When my mother was taken by cancer at the age of 55 (I was 33) she didn’t leave us much. There was no estate to divide, to money to deposit, no silver to share.
By then she had outlasted four marriages and was a single woman of little means. During her illness she spent time with my 4 brothers and sisters and I, bequeathing what few keepsakes she did have to each of us, chosen especially by her.
I was given a framed charcoal drawing of a young boy kneeling on the ground, holding a daisy in his hand. She said it reminded her of my son Aaron, her first grandchild.
So, I have a hand drawn keepsake and my mother’s Bible, both treasures I cherish which remind me of her.
And she left me with my name…….Joanna Lee.
I was unsettled by that after she passed–I had no idea who I was named after.
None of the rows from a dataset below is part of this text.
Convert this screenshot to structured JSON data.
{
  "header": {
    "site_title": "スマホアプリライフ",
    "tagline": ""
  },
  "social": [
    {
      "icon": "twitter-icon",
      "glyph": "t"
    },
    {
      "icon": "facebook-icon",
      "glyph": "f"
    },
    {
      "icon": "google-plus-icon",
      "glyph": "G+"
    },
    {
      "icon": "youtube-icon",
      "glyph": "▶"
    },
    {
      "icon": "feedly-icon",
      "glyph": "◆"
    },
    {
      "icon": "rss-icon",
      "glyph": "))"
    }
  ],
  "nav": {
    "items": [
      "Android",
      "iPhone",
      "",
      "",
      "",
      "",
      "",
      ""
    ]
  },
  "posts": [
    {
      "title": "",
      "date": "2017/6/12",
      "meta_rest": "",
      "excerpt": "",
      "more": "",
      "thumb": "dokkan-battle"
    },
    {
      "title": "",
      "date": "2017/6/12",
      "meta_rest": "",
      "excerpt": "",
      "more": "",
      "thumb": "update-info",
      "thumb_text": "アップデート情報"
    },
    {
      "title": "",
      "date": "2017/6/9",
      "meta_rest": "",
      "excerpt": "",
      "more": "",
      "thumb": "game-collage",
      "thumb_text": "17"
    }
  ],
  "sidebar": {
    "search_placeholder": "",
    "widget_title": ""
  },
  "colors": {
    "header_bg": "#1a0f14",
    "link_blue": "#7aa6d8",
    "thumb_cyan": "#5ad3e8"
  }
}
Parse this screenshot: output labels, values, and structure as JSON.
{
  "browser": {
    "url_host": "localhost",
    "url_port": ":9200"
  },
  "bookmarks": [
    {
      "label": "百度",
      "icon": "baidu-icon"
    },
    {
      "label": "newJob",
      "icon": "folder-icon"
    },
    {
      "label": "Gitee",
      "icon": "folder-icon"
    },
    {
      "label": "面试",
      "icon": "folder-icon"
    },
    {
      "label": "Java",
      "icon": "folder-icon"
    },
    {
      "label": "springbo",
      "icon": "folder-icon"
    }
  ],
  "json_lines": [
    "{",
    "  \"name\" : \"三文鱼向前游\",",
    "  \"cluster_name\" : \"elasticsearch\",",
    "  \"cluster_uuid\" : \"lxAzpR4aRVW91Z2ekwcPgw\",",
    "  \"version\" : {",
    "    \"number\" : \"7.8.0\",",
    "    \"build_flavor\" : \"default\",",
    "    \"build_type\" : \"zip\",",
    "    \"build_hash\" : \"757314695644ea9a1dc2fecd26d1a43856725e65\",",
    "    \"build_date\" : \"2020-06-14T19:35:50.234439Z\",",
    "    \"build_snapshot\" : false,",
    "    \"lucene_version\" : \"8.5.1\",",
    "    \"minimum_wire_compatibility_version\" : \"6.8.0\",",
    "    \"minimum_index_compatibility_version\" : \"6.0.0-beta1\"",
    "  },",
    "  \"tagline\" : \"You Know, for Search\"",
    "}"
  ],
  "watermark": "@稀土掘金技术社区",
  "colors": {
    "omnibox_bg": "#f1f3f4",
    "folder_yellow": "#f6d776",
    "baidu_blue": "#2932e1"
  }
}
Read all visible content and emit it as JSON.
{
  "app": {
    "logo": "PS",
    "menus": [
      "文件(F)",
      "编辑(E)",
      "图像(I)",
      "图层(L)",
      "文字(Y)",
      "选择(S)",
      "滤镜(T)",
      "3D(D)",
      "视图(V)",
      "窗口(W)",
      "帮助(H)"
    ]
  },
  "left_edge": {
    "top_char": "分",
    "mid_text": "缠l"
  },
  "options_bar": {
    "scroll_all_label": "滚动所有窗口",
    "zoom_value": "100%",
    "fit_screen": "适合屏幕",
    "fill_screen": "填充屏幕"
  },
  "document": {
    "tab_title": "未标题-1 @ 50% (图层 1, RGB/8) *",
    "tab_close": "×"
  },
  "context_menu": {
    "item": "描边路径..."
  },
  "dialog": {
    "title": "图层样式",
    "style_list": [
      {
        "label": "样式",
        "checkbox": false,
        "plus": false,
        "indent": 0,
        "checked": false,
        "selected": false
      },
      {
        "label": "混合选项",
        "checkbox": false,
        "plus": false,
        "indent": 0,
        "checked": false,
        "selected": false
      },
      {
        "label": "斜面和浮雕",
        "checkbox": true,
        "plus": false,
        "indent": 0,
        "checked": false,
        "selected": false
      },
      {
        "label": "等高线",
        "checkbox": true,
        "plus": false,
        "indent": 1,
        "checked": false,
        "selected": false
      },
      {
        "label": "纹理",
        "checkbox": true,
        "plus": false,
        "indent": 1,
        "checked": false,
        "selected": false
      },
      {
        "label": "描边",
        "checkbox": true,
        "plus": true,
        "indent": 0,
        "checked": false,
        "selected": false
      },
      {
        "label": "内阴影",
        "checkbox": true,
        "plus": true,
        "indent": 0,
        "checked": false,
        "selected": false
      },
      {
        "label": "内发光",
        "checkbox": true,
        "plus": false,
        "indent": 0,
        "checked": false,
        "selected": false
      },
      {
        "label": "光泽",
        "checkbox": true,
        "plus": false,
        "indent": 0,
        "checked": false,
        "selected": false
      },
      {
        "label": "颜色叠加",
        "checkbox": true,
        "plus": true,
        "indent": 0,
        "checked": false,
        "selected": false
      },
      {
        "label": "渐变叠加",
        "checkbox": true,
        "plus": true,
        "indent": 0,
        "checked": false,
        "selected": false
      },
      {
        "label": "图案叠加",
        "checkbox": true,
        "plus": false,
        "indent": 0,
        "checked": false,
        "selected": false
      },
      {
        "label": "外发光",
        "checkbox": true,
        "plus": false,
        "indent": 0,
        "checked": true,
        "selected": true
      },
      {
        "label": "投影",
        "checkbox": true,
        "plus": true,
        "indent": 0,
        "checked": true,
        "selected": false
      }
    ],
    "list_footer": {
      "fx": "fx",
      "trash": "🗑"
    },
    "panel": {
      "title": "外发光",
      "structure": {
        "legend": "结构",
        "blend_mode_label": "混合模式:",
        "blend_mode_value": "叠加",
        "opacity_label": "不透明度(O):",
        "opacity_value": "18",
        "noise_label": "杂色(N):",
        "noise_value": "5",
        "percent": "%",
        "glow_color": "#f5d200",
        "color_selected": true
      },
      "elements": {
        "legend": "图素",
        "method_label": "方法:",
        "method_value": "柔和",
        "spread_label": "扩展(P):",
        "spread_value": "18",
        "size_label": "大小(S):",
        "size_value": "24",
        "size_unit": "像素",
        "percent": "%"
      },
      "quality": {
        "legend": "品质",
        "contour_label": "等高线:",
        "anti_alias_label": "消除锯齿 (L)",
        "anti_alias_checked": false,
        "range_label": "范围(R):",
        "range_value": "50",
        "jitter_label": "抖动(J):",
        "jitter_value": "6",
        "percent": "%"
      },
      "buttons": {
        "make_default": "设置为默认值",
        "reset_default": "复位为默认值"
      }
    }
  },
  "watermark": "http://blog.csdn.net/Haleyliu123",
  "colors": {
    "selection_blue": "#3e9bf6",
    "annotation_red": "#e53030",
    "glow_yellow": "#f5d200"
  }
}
My mother was Helen Elizabeth and I got neither name. Where did ‘Joanna’ come from? And how did I become ‘Jody’?
It never occurred to me to ask her while she was alive (and my birth father was not in the picture–he left us when I was 5); now it was too late.
I didn’t have the best history with my mother.
I left home when I was 18 and she had husband number four on the horizon.
A year later I had found Jesus; scratch that–Jesus found me.
I subsequently alienated myself in no short order from not only my mother but my siblings as well in my over-zealous, abnormal, un-Christian Christian behaviour. (Ouch. Sad memory number one.)
I was married at the age of 19, seven months after my salvation experience and moved five hours away from the rest of my family. There was no connection between my mother and I in the ensuing years except around the holidays or our birthdays, with the occasional cards and phone calls.
I felt flattened and empty when my mother died not because we had been so close (as if there were so much missing), but because we hadn’t(and there wasn’t much there). Sad memory Number Two. Mothers and daughters are supposed to be close. And I had young children. And where was she now when I needed her and why couldn’t I ask her about…….??
|So Cal beach day, son Aaron 5 ish, daughter Leah 2|
Ask her about my childhood–well, my birthhood, my babyhood. When did learn to walk? What did I like to eat? Did I sleep through the night? Have colic?
“And who was I named after, anyway,” kept coming back to me.
I had been called Jody all the years I can remember. Of course, when I was little I was called by my real name, the ‘in trouble name’, “Joanna Lee!” Like that.
I never heard the history, the whys, the whos, of my name. No connection to the past, no legacy left to me via family. Un attached.
I didn’t like that because names matter.
My five grandchildren were given some remarkable on purpose names, Biblical names, as were my son and daughter. Each one turned out to be a truer fit than we could have ever imagined–they match their namesakes perfectly.
Yes, names matter.
So imagine my joy when one day several years later I found my name in the Bible right there in God’s story.
Luke Chapter 8 records this about the ministry of Jesus:
Reading these words, God spoke to me clearly that HE knew me before I was born, He planned my birth and my name, even if my parents didn’t know Him at the time.
It turns out my mother left me with so much more than ‘just’ my name, a charcoal drawing and her Bible–she gave me a legacy that was spoken before I was born. A forthtelling of who I would be–the best of names–a Christian–‘little Christ’.
Yes, Easter and resurrection and living hope and a redeemer who buys back all those years, wasting none of our tears. It’s all true.
God. Redeems. It. All.
**by God’s good grace,through a lot of honest talk and tears, I can say thankfully and happily I am very close to my brothers and sisters now and have been for many years.
God redeems everything–even (especially!) our stupid mistakes!